Momma von Doom is back, and now that her little boy is all grown up and done with trying to take over the world, she’s pleased enough with what she sees in her cauldron to pay him a visit. Or at least that’s what she’s claiming. Chances are she’s up to no good, and before long, we’ll learn what her real plan is. But until then…we’re just going to have to ride this one out.
Despite what Cynthia von Doom has planned for her little metal-clad man, you want to know whether Infamous Iron Man #5 is worth the read, right? Keep reading to find out.
Infamous Iron Man #5 (Marvel Comics)
While the concept still interests me, I feel as though Infamous Iron Man may be taking itself a little too seriously, and in doing so, is missing out on the opportunity to be the entertaining book that we all know it can be. After all, Doom’s combination of intellect, magical skill, and tech, make him one hell of an antihero. And with the history that this man has—as a villain nonetheless—one would think that it wouldn’t be hard to produce hard-hitting issues on a consistent basis. Maybe I’m asking for too much, maybe not. Regardless of what I’m looking for—regardless of what I expect from this series—Infamous Iron Man #5 feels dull.
By the end of this issue, my feelings did change somewhat, but the journey to that point was one paved in relative disinterest. Yes, I am excited that Doom’s mother Cynthia is apparently back in the picture, but watching her interact with her son—mostly thanks to Victor—was awkward at best. And while I realize that Victor speaking with his mother, who, up until a few moments prior, he had assumed was dead, should be awkward, their exchange was far from genuine.
I was hoping for an emotionally intense reaction from Doom when he realized that the sorceress standing before him really was his mother, but instead, he seemed to be relatively uninspired. While I can understand that Doom was more likely than not trying to make sense of what was happening, I was let down nonetheless. Even when the two ‘battled’ I couldn’t sense any of the anger or the frustration, or really, any of the fear that Doom was feeling at the time. The again, is it all that far-fetched that Doom—after the years of being, well, Doctor Doom—is emotionally disconnected? I don’t think that this idea is outlandish, but I do think that Brian Michael Bendis could have done more in Infamous Iron Man #5 to ensure that the reader understood the severity of the situation at hand.

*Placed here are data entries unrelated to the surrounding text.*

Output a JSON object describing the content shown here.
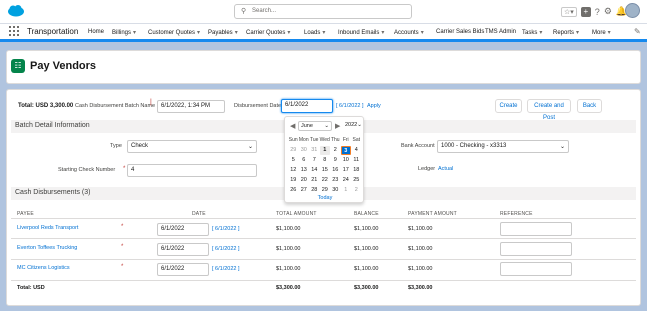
{
  "header": {
    "search_placeholder": "Search...",
    "icons": [
      "favorites-icon",
      "add-icon",
      "help-icon",
      "setup-gear-icon",
      "notification-bell-icon",
      "avatar"
    ]
  },
  "nav": {
    "app_name": "Transportation",
    "items": [
      {
        "label": "Home",
        "dropdown": false
      },
      {
        "label": "Billings",
        "dropdown": true
      },
      {
        "label": "Customer Quotes",
        "dropdown": true
      },
      {
        "label": "Payables",
        "dropdown": true
      },
      {
        "label": "Carrier Quotes",
        "dropdown": true
      },
      {
        "label": "Loads",
        "dropdown": true
      },
      {
        "label": "Inbound Emails",
        "dropdown": true
      },
      {
        "label": "Accounts",
        "dropdown": true
      },
      {
        "label": "Carrier Sales Bids",
        "dropdown": false
      },
      {
        "label": "TMS Admin",
        "dropdown": false
      },
      {
        "label": "Tasks",
        "dropdown": true
      },
      {
        "label": "Reports",
        "dropdown": true
      },
      {
        "label": "More",
        "dropdown": true
      }
    ]
  },
  "page": {
    "title": "Pay Vendors"
  },
  "batch": {
    "total_label": "Total: USD 3,300.00",
    "batch_name_label": "Cash Disbursement Batch Name",
    "batch_name_value": "6/1/2022, 1:34 PM",
    "disb_date_label": "Disbursement Date",
    "disb_date_value": "6/1/2022",
    "disb_date_link": "[ 6/1/2022 ]",
    "apply_label": "Apply",
    "create_btn": "Create",
    "create_post_btn": "Create and Post",
    "back_btn": "Back"
  },
  "detail": {
    "section_title": "Batch Detail Information",
    "type_label": "Type",
    "type_value": "Check",
    "check_num_label": "Starting Check Number",
    "check_num_value": "4",
    "bank_label": "Bank Account",
    "bank_value": "1000 - Checking - x3313",
    "ledger_label": "Ledger",
    "ledger_value": "Actual"
  },
  "datepicker": {
    "month": "June",
    "year": "2022",
    "dow": [
      "Sun",
      "Mon",
      "Tue",
      "Wed",
      "Thu",
      "Fri",
      "Sat"
    ],
    "days": [
      "29",
      "30",
      "31",
      "1",
      "2",
      "3",
      "4",
      "5",
      "6",
      "7",
      "8",
      "9",
      "10",
      "11",
      "12",
      "13",
      "14",
      "15",
      "16",
      "17",
      "18",
      "19",
      "20",
      "21",
      "22",
      "23",
      "24",
      "25",
      "26",
      "27",
      "28",
      "29",
      "30",
      "1",
      "2"
    ],
    "today_label": "Today",
    "prev_icon": "chevron-left-icon",
    "next_icon": "chevron-right-icon"
  },
  "disbursements": {
    "section_title": "Cash Disbursements (3)",
    "columns": [
      "PAYEE",
      "DATE",
      "TOTAL AMOUNT",
      "BALANCE",
      "PAYMENT AMOUNT",
      "REFERENCE"
    ],
    "rows": [
      {
        "payee": "Liverpool Reds Transport",
        "date": "6/1/2022",
        "date_link": "[ 6/1/2022 ]",
        "total": "$1,100.00",
        "balance": "$1,100.00",
        "payment": "$1,100.00"
      },
      {
        "payee": "Everton Toffees Trucking",
        "date": "6/1/2022",
        "date_link": "[ 6/1/2022 ]",
        "total": "$1,100.00",
        "balance": "$1,100.00",
        "payment": "$1,100.00"
      },
      {
        "payee": "MC Citizens Logistics",
        "date": "6/1/2022",
        "date_link": "[ 6/1/2022 ]",
        "total": "$1,100.00",
        "balance": "$1,100.00",
        "payment": "$1,100.00"
      }
    ],
    "total_row": {
      "label": "Total: USD",
      "total": "$3,300.00",
      "balance": "$3,300.00",
      "payment": "$3,300.00"
    }
  }
}
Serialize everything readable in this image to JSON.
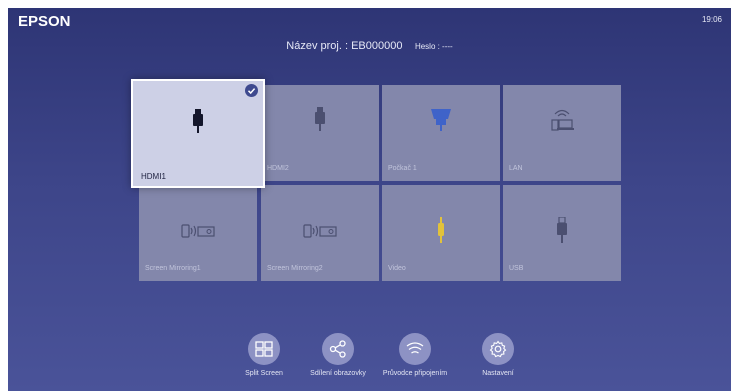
{
  "header": {
    "brand": "EPSON",
    "clock": "19:06",
    "projector_name": "Název proj. : EB000000",
    "password": "Heslo : ----"
  },
  "sources": [
    {
      "label": "HDMI1",
      "icon": "hdmi-icon",
      "selected": true
    },
    {
      "label": "HDMI2",
      "icon": "hdmi-icon",
      "selected": false
    },
    {
      "label": "Počkač 1",
      "icon": "vga-icon",
      "selected": false
    },
    {
      "label": "LAN",
      "icon": "lan-icon",
      "selected": false
    },
    {
      "label": "Screen Mirroring1",
      "icon": "mirroring-icon",
      "selected": false
    },
    {
      "label": "Screen Mirroring2",
      "icon": "mirroring-icon",
      "selected": false
    },
    {
      "label": "Video",
      "icon": "rca-video-icon",
      "selected": false
    },
    {
      "label": "USB",
      "icon": "usb-icon",
      "selected": false
    }
  ],
  "actions": [
    {
      "label": "Split Screen",
      "icon": "split-screen-icon"
    },
    {
      "label": "Sdílení obrazovky",
      "icon": "share-icon"
    },
    {
      "label": "Průvodce připojením",
      "icon": "wifi-icon"
    },
    {
      "label": "Nastavení",
      "icon": "gear-icon"
    }
  ],
  "colors": {
    "background_top": "#2e3575",
    "background_bottom": "#4a5399",
    "tile": "#8387ab",
    "tile_selected": "#cdd0e6",
    "check": "#3f4a8f",
    "vga_connector": "#3f63c9",
    "rca_connector": "#e2c23b",
    "action_circle": "#8d92c4"
  }
}
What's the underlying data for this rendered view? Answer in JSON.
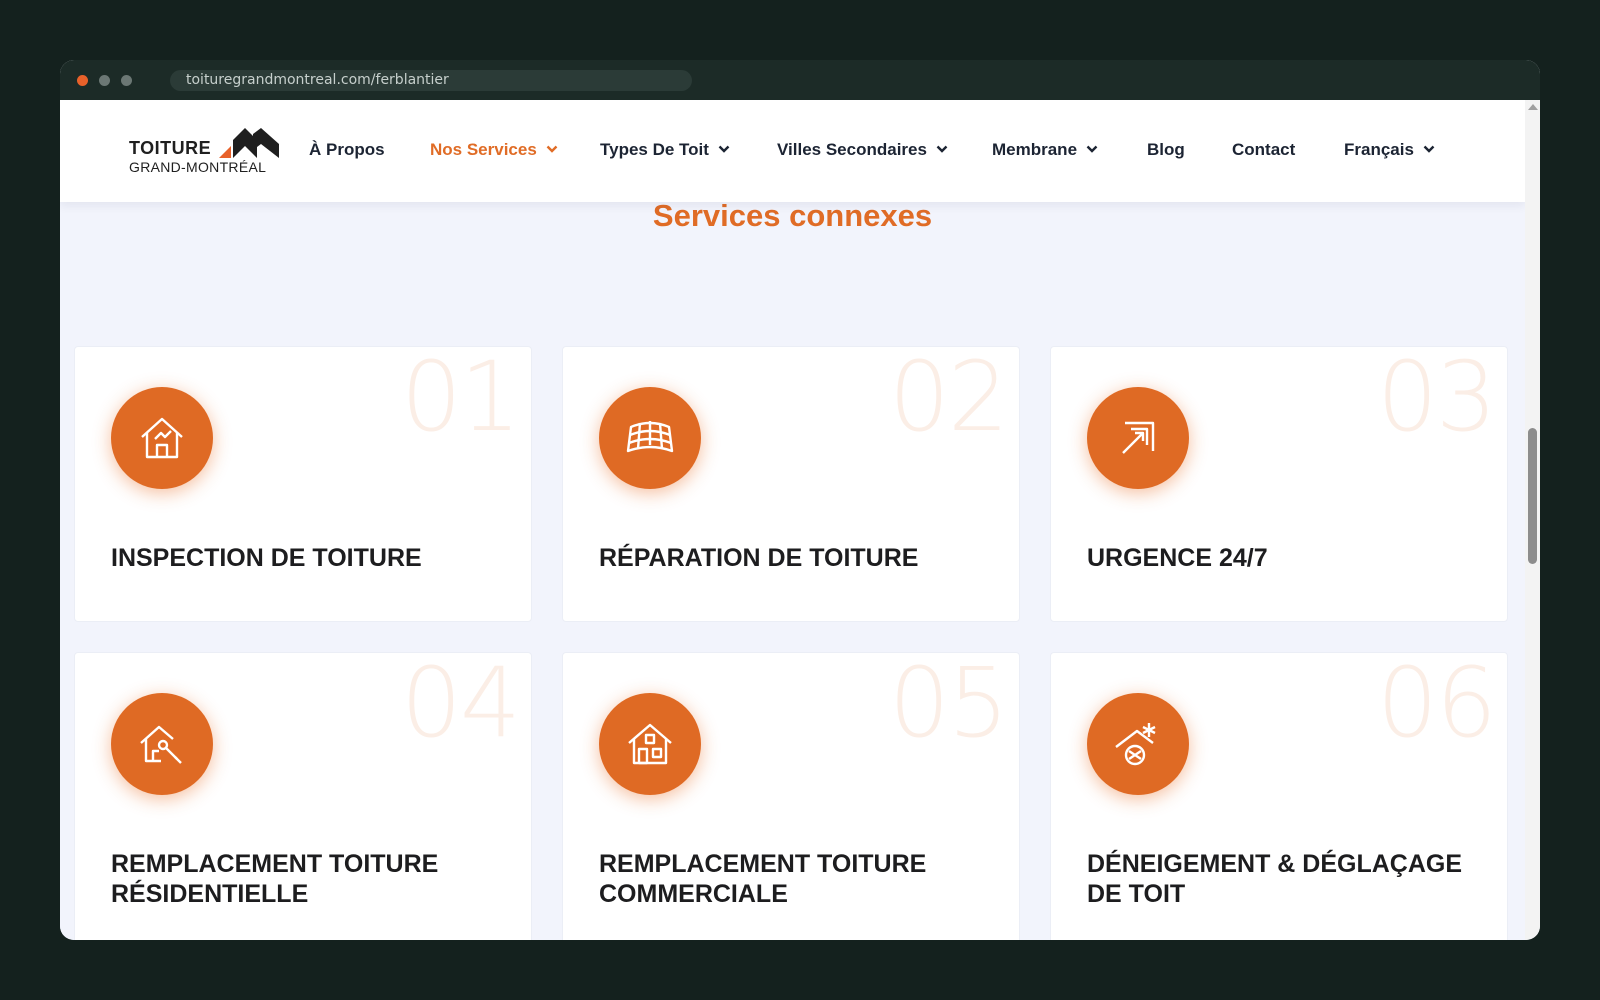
{
  "browser": {
    "url": "toituregrandmontreal.com/ferblantier"
  },
  "header": {
    "logo": {
      "word": "TOITURE",
      "sub": "GRAND-MONTRÉAL"
    },
    "nav": [
      {
        "label": "À Propos",
        "dropdown": false
      },
      {
        "label": "Nos Services",
        "dropdown": true,
        "active": true
      },
      {
        "label": "Types De Toit",
        "dropdown": true
      },
      {
        "label": "Villes Secondaires",
        "dropdown": true
      },
      {
        "label": "Membrane",
        "dropdown": true
      },
      {
        "label": "Blog",
        "dropdown": false
      },
      {
        "label": "Contact",
        "dropdown": false
      },
      {
        "label": "Français",
        "dropdown": true
      }
    ]
  },
  "section": {
    "title": "Services connexes",
    "cards": [
      {
        "num": "01",
        "title": "INSPECTION DE TOITURE",
        "icon": "house-inspection-icon"
      },
      {
        "num": "02",
        "title": "RÉPARATION DE TOITURE",
        "icon": "roof-tiles-icon"
      },
      {
        "num": "03",
        "title": "URGENCE 24/7",
        "icon": "arrow-corner-icon"
      },
      {
        "num": "04",
        "title": "REMPLACEMENT TOITURE RÉSIDENTIELLE",
        "icon": "house-wrench-icon"
      },
      {
        "num": "05",
        "title": "REMPLACEMENT TOITURE COMMERCIALE",
        "icon": "building-icon"
      },
      {
        "num": "06",
        "title": "DÉNEIGEMENT & DÉGLAÇAGE DE TOIT",
        "icon": "snow-roof-icon"
      }
    ]
  },
  "colors": {
    "accent": "#e06c26",
    "text": "#1c2433",
    "background": "#f2f4fc"
  }
}
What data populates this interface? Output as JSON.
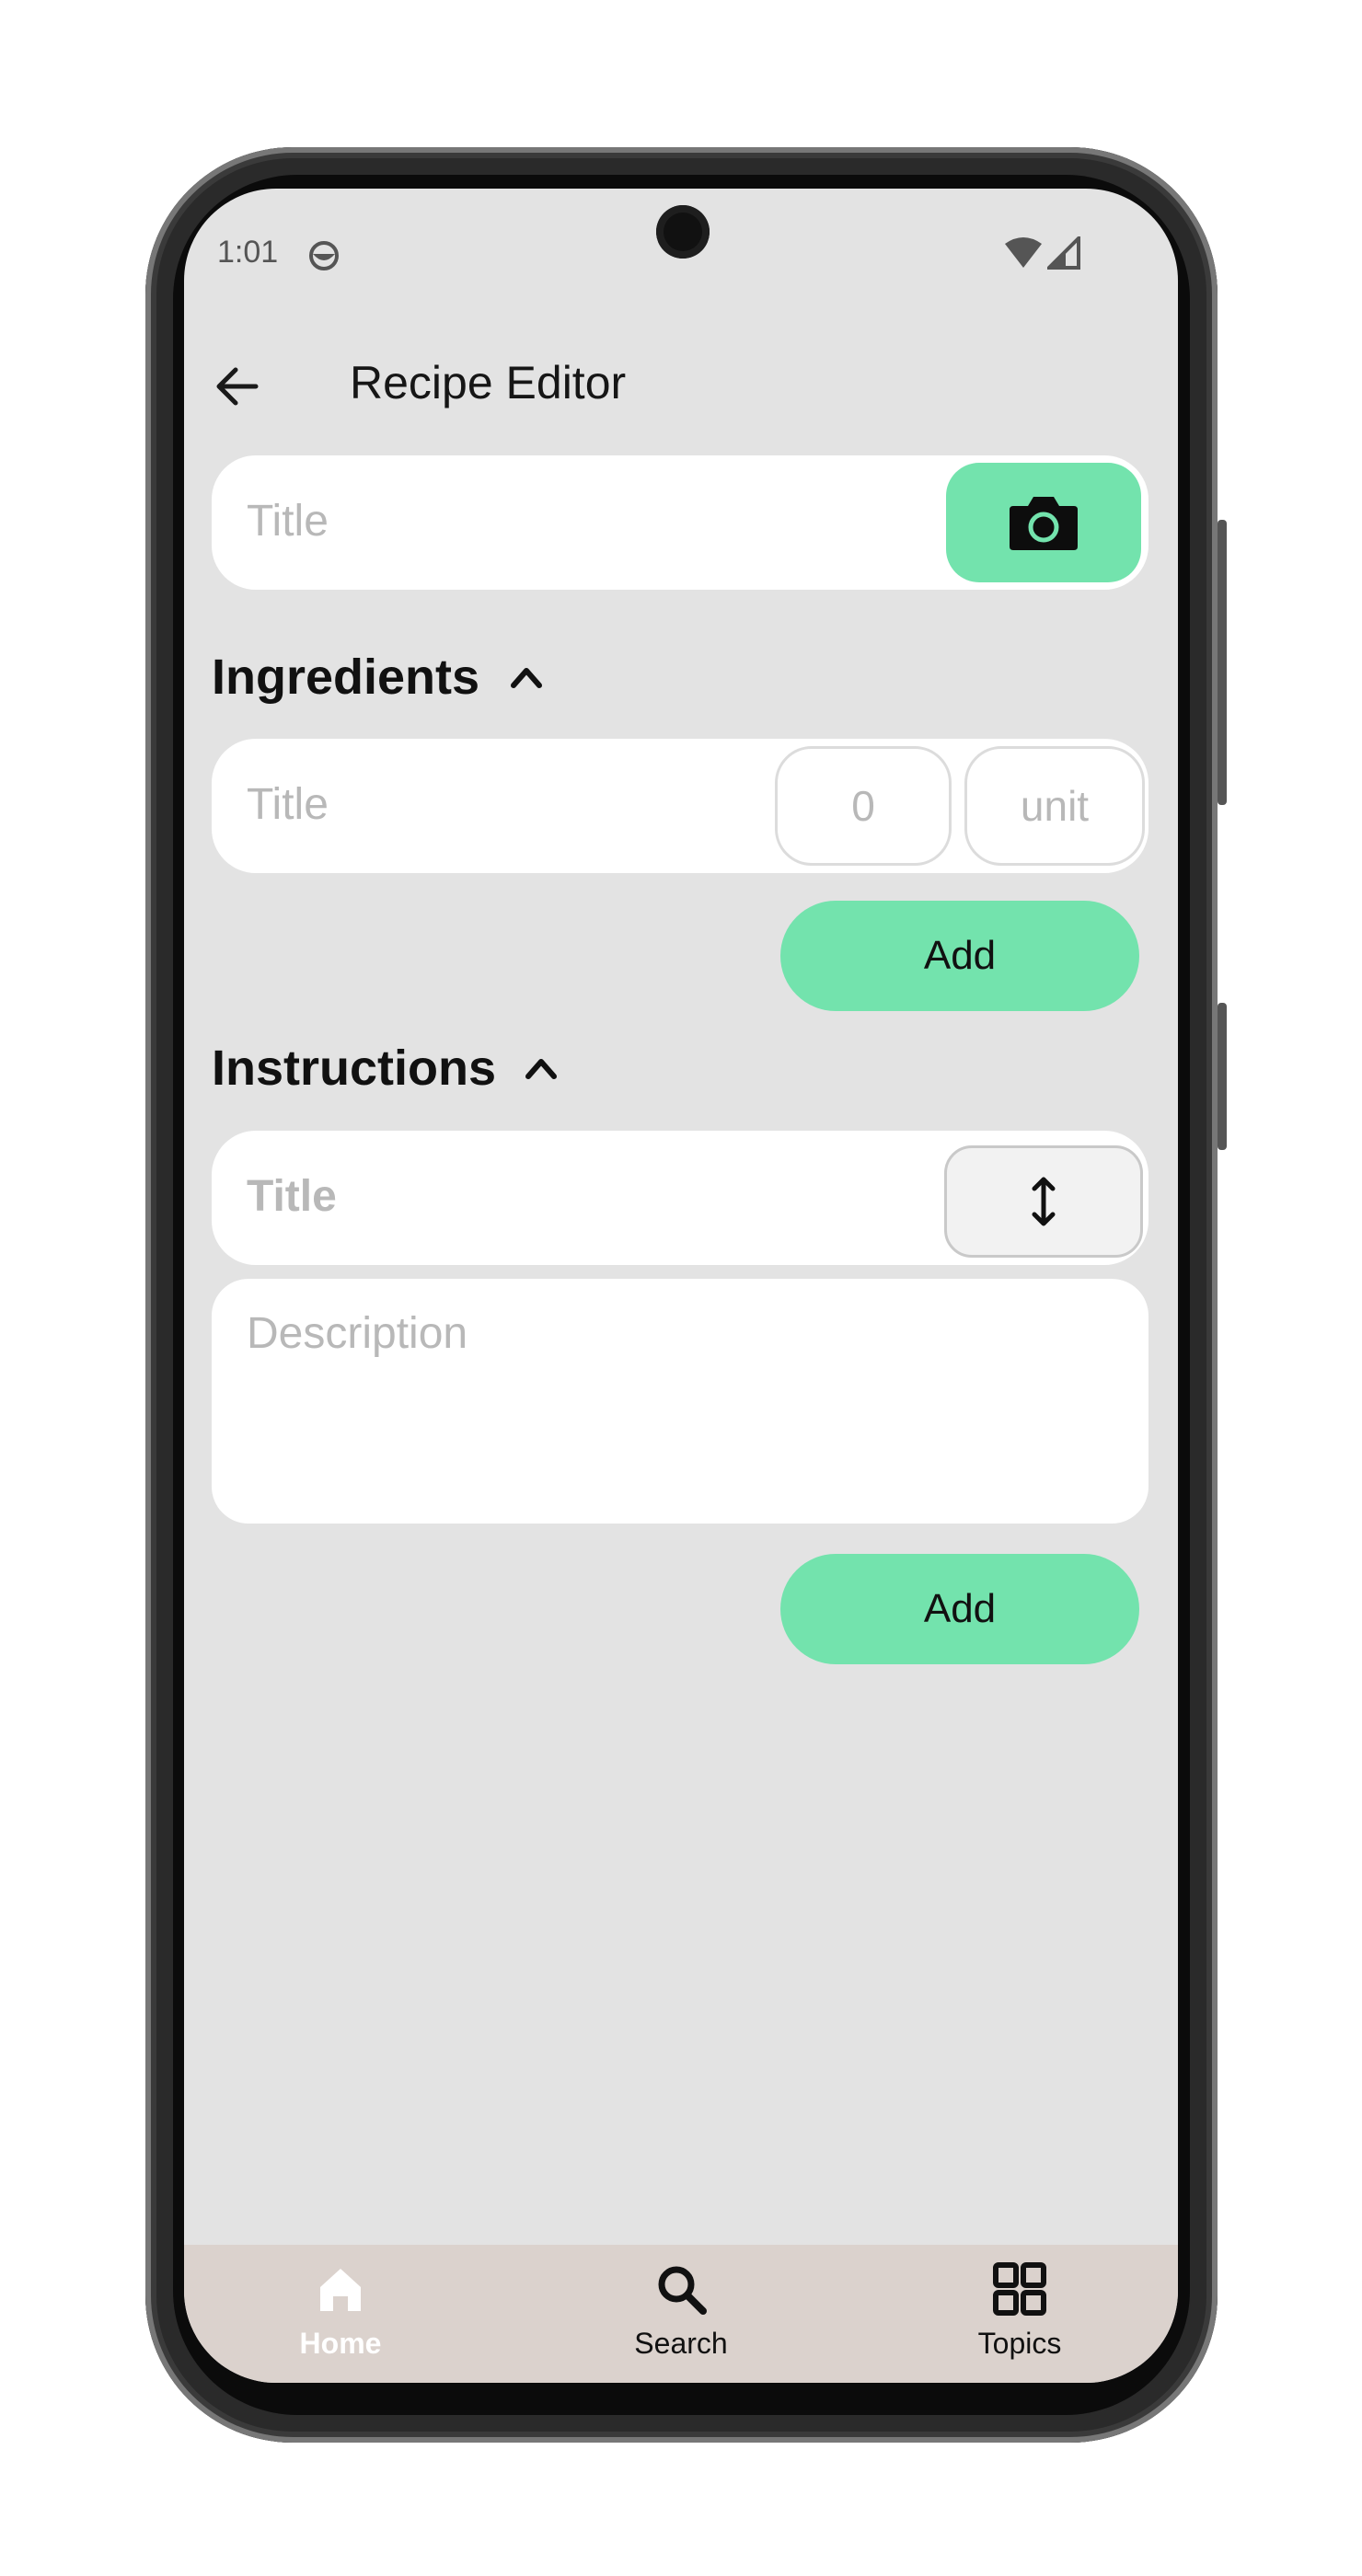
{
  "status_bar": {
    "time": "1:01"
  },
  "topbar": {
    "title": "Recipe Editor",
    "back_icon": "arrow-left-icon"
  },
  "recipe": {
    "title_placeholder": "Title",
    "camera_icon": "camera-icon"
  },
  "ingredients": {
    "heading": "Ingredients",
    "title_placeholder": "Title",
    "quantity_placeholder": "0",
    "unit_placeholder": "unit",
    "add_label": "Add"
  },
  "instructions": {
    "heading": "Instructions",
    "title_placeholder": "Title",
    "description_placeholder": "Description",
    "add_label": "Add"
  },
  "bottom_nav": {
    "items": [
      {
        "label": "Home",
        "icon": "home-icon",
        "active": true
      },
      {
        "label": "Search",
        "icon": "search-icon",
        "active": false
      },
      {
        "label": "Topics",
        "icon": "grid-icon",
        "active": false
      }
    ]
  },
  "colors": {
    "accent": "#73e3ad",
    "screen_bg": "#e3e3e3",
    "nav_bg": "#dbd2cd"
  }
}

Alex Maleev’s illustrations and Matt Hollingsworth’s color work throughout the issue are quite impressive and emotional depth and resonance where it’s lacking. My favorite panels in this book are those that depict magic. The color work in these scenes is especially stunning, see image below.
While the color work does earn this book some extra points, what deserves the most credit in this issue is the ending. Now, while the ending isn’t a cliffhanger per se, it is a bit of a jaw-dropper. Some of you may have already put together the big reveal at the end, but for those of you who haven’t, it’s a nice a surprise. And while I’m not about to spoil it here, I will say that the ending gives me hope for the future of the series. I have a feeling that things are about to get a whole lot worse for Victor.